Welcome to the 16th guest blog post of Time Out Sydney's 52 Weeks of #SydCulture 2017 challenge! April's culture selector is Roslyn Helper: director of Underbelly Arts Festival, artist (solo and as part of Zin), and former artistic director of Electrofringe. Every Wednesday of April, Roslyn will be telling us what she loved the week before. Think of it as your recommendations for this week, from someone who sees a helluva lot of arts and culture. Over to her.

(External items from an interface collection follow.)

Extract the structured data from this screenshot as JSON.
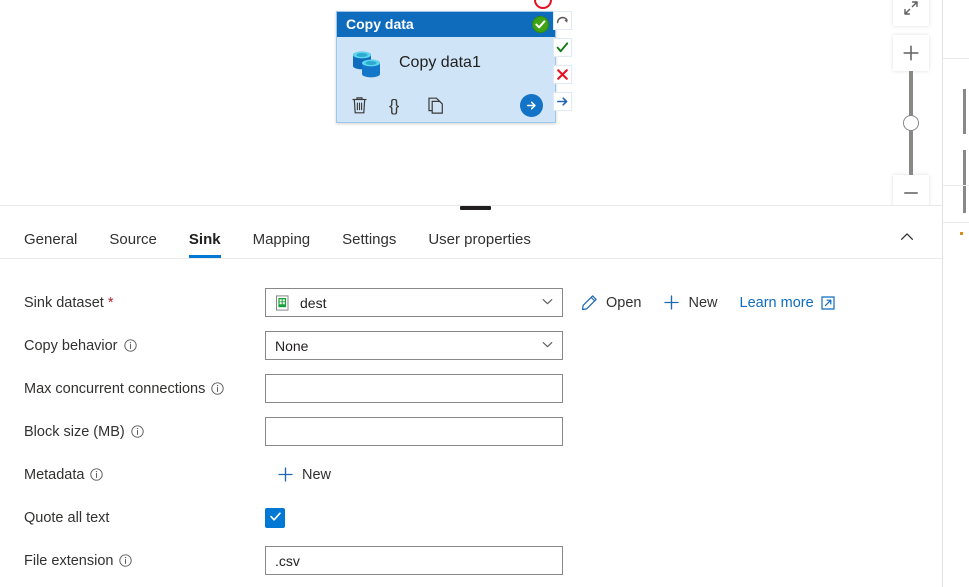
{
  "canvas": {
    "node": {
      "header_title": "Copy data",
      "status_icon": "green-check-circle-icon",
      "activity_icon": "copy-data-database-icon",
      "activity_name": "Copy data1",
      "actions": [
        {
          "name": "delete-activity",
          "icon": "trash-icon",
          "label": ""
        },
        {
          "name": "code-view-activity",
          "icon": "braces-icon",
          "label": "{}"
        },
        {
          "name": "clone-activity",
          "icon": "copy-icon",
          "label": ""
        }
      ],
      "next_button_icon": "arrow-right-circle-icon"
    },
    "handles": [
      {
        "name": "dependency-retry",
        "icon": "retry-arrow-icon"
      },
      {
        "name": "dependency-success",
        "icon": "green-check-icon"
      },
      {
        "name": "dependency-failure",
        "icon": "red-x-icon"
      },
      {
        "name": "dependency-completion",
        "icon": "blue-arrow-icon"
      }
    ],
    "skipped_handle": {
      "name": "dependency-skipped",
      "icon": "red-circle-icon"
    },
    "zoom_controls": {
      "fit_icon": "fit-to-screen-icon",
      "zoom_in_icon": "plus-icon",
      "zoom_out_icon": "minus-icon",
      "slider_name": "zoom-slider"
    }
  },
  "panel": {
    "drag_handle": "panel-resize-handle",
    "collapse_icon": "chevron-up-icon",
    "tabs": [
      {
        "label": "General",
        "active": false
      },
      {
        "label": "Source",
        "active": false
      },
      {
        "label": "Sink",
        "active": true
      },
      {
        "label": "Mapping",
        "active": false
      },
      {
        "label": "Settings",
        "active": false
      },
      {
        "label": "User properties",
        "active": false
      }
    ],
    "active_tab": "Sink",
    "form": {
      "sink_dataset": {
        "label": "Sink dataset",
        "required_mark": "*",
        "value": "dest",
        "dataset_icon": "dataset-file-icon",
        "chevron_icon": "chevron-down-icon",
        "open_label": "Open",
        "open_icon": "pencil-icon",
        "new_label": "New",
        "new_icon": "plus-icon",
        "learn_more_label": "Learn more",
        "learn_more_icon": "external-link-icon"
      },
      "copy_behavior": {
        "label": "Copy behavior",
        "info_icon": "info-icon",
        "value": "None",
        "chevron_icon": "chevron-down-icon"
      },
      "max_concurrent_connections": {
        "label": "Max concurrent connections",
        "info_icon": "info-icon",
        "value": "",
        "placeholder": ""
      },
      "block_size": {
        "label": "Block size (MB)",
        "info_icon": "info-icon",
        "value": "",
        "placeholder": ""
      },
      "metadata": {
        "label": "Metadata",
        "info_icon": "info-icon",
        "new_label": "New",
        "new_icon": "plus-icon"
      },
      "quote_all_text": {
        "label": "Quote all text",
        "checked": true,
        "check_icon": "checkmark-icon"
      },
      "file_extension": {
        "label": "File extension",
        "info_icon": "info-icon",
        "value": ".csv",
        "placeholder": ""
      }
    }
  },
  "colors": {
    "accent": "#0078d4",
    "node_header": "#0f6cbd",
    "node_body": "#cfe4f7",
    "success": "#3fa315",
    "error": "#e81123",
    "link": "#0f6cbd"
  }
}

I’ve been thinking a lot lately about the word ‘displacement’ and recent works by young Australian artists that deal with the incongruences between our learned and felt identities. Displacement is felt on one hand by generations of Australians with migrant backgrounds who have struggled to define a certain Australian-ness not represented in news and cultural programs. But displacement is also felt in Australia in the incessant corporatisation and commercialisation of culture more broadly. Cultural products, ideas and actions are displaced from their root source, appropriated and spoon fed to us in the forms of mainstream fashion, design and advertising.
This week I went to Firstdraft to check out artist JD Reforma’s exhibition Coconut Republic, an exhibition that – as the room sheet explains – “explores how American corporate ideology has colonised our modern field of vision”.
Upon first glance it seems the gallery is set with a series of branded objects. A wall painting that looks like a big Tommy Hilfiger logo, a black Calvin Klein adhesive vinyl, an American Apparel print, a Ralph Lauren Home bedsheet.
The effect is instant. You are in a shopping centre, a showroom, a sample sale. It’s kind of comforting. Even for the sceptics and cynics amongst us, a heavily designed environment can be soothing. Culturally we are very tuned-in to the way design experiences manipulate us, but more often than not we are gladly complicit with them. You know Bondi Junction’s Westfield is designed like a casino and causes disorientation so as to continuously defer your exit. (But actually, whilst I’m here maybe I will just check out Victoria’s Secret anyway.) Our agency within the designed, branded, commercial environment – the kind of environment that is increasingly dominating our social and public space – is taken, repackaged and gifted back with a credit card deal attached. In these spaces, our choices are designed for us. Civic space has become market space and the alternatives have become blurry, unintelligible and increasingly invisible.
Upon closer inspection, the objects that make up Coconut Republic are not quite as they seem. The wall length Tommy Hilfiger logo runs out of paint. The Calvin Klein logo is not a CK vinyl at all but an OK vinyl. The American Apparel sign is a glitchy framed print with the words ‘American Apparent’ ghosted onto the surface. Subtle embroidery at the bottom of the Ralph Lauren hanging bedsheet quotes The Ralph Lauren Corp. in an article from Women’s Wear Daily: “The Presidential Inauguration is a time for the United States to look our best to the world. It was important to us to uphold and celebrate the tradition of creating iconic American style for the moment.”
The sound of military helicopters is broadcast through the gallery, and behind the sheet is a large screen depicting glorified scenes of US military aircraft, vehicles and boats descending on Pacific Island and Southeast Asian landscapes.
This is a literal glimpse beyond the curtain, a startling reality check that reminds us that even the horrors of military conflict are corporately aestheticised, justified and advertised to us regularly through the Hollywood machine. The work as a whole feels incredibly timely given North Korea has so recently lambasted Australia for “blindly and zealously toeing the US line”, and is rich in food-for-thought about what our cultural values really are, and where we might reclaim the agency to produce effective alternatives.
Check out our hit list of the best art in Sydney this month – then read more about our 52 Weeks of #SydCulture challenge, and let us know what you're seeing/loving on Instagram via the hashtag #SydCulture.